When Kate is emotionally or physically wounded, she will cry and fold her arms. I go close to her, bend down to her level and say something soothing like, “Are you angry?” She would usually nod her head and say what she was feeling and why.

Once she is able to express herself, she feels understood, and quietens down very quickly.

Wisetip three point two

6) Have realistic expectations

It is futile to expect all your kids to be able to sit through a 2-hour meal just because the eldest can. Once you know what each child can comfortably tolerate at their particular age, work around that.

Look at an activity from a child's perspective. It may be boring, tiring, or too restrictive. Also, be mindful of the environment. You can't bring toddlers to posh restaurants and expect them not to touch the glassware.

As a parent, you have to either acknowledge that the days of leisurely window shopping and long relaxing brunches are over (for now), or leave the kids at home with the in-laws while you take a break and enjoy yourself.

I’m glad that none of my kids has ever thrown a fit in public, but at times, when they did throw tantrums, I used to raise my voice as well.

I have since learnt that shouting at them does not help, and am now able to control myself and speak to them in a low and firm voice.

I do what I have to do quickly and leave the place as soon as possible, without giving in to their demands. This is easier when they are little because as they get older and heavier, we can no longer tuck them under our arm for a quick escape!

This article was originally published on Michelle's blog, mummyweeblog and is republished with permission.

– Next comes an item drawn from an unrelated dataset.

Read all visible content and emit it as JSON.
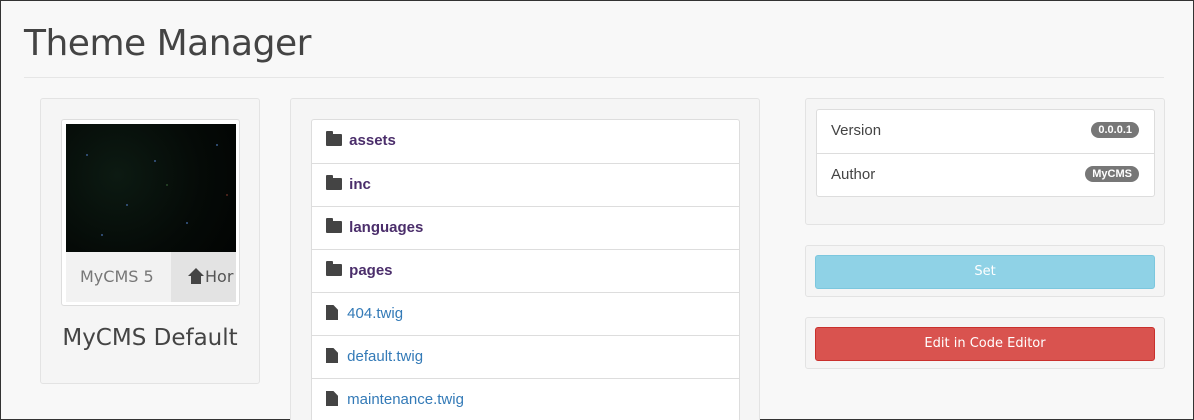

Michelle Choy is an Occupational Therapist and mother of 6. She is also co-Founder of The Little Executive, a nuturing centre developing resilience and executive function in children. She is a Parent Coach and her signature Mummy Wee: Parenting Secrets courses help parent navigate this challenging journey.